- Vieland VJ. Thermometers: something for statistical geneticists to think about. Hum Hered. 2006;61(3):144–56. PMID: 16770079.View ArticlePubMedGoogle Scholar
- Vieland VJ, Hodge SE. Review of statistical evidence: a likelihood paradigm. Am J Hum Genet. 1998;63:283–9.Google Scholar
- Vieland VJ, Wang K, Huang J. Power to detect linkage based on multiple sets of data in the presence of locus heterogeneity: comparative evaluation of model-based linkage methods for affected sib pair data. Hum Hered. 2001;51(4):199–208. PMID: 11287741.View ArticlePubMedGoogle Scholar
- Vieland VJ, Huang Y, Bartlett C, Davies TF, Tomer Y. A multilocus model of the genetic architecture of autoimmune thyroid disorder, with clinical implications. Am J Hum Genet. 2008;82(6):1349–56. PMID: 18485327.View ArticlePubMed CentralPubMedGoogle Scholar
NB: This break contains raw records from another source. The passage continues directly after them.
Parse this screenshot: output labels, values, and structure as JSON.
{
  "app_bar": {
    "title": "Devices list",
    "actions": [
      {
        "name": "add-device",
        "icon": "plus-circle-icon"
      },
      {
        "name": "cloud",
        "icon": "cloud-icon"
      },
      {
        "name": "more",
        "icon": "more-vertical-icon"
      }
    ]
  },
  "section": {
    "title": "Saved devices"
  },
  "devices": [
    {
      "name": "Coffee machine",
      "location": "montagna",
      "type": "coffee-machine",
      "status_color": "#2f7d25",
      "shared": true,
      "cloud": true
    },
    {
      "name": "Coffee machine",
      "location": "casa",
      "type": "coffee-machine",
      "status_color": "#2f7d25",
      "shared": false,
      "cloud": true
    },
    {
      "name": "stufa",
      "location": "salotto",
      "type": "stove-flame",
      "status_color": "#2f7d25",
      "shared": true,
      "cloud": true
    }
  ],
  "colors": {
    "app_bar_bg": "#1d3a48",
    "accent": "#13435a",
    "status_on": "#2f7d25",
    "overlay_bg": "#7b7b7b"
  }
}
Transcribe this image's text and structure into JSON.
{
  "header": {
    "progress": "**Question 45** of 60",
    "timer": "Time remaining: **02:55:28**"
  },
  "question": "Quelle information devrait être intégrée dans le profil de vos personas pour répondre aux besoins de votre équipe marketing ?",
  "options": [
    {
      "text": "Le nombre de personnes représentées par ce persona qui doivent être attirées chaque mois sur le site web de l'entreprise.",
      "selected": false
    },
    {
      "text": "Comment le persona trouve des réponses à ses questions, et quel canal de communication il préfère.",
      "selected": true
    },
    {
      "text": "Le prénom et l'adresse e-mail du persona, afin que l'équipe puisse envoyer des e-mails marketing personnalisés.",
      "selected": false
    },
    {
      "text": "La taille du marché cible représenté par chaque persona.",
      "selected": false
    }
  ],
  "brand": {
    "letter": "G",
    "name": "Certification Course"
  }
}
- Vorstman JA, Staal WG, van Daalen E, van Engeland H, Hochstenbach PF, Franke L. Identification of novel autism candidate regions through analysis of reported cytogenetic abnormalities associated with autism. Mol Psychiatry. 2006;11(1):18–28.View ArticleGoogle Scholar
- Welcome Trust Case Control Consortium. Genome-wide association study of 14,000 cases of seven common diseases and 3,000 shared controls. Nature. 2007;447(7145):661–78. PMID: 17554300.View ArticleGoogle Scholar
- Wratten NS, Memoli H, Huang Y, Dulencin AM, Matteson PG, Cornacchia MA, et al. Identification of a schizophrenia-associated functional noncoding variant in NOS1AP. Am J Psychiatry. 2009;166(4):434–41.View ArticlePubMed CentralPubMedGoogle Scholar
- Xu J, Zwaigenbaum L, Szatmari P, Scherer SW. Molecular cytogenetics of autism. Curr Genomics. 2004;5(4):347–64.View ArticleGoogle Scholar
- Yang X, Huang J, Logue MW, Vieland VJ. The posterior probability of linkage allowing for linkage disequilibrium and a new estimate of disequilibrium between a trait and a marker. Hum Hered. 2005;59:210–9. PMID: 16015031.View ArticlePubMedGoogle Scholar
This article is published under license to BioMed Central Ltd. Open Access This article is distributed under the terms of the Creative Commons Attribution Noncommercial License which permits any noncommercial use, distribution, and reproduction in any medium, provided the original author(s) and source are credited.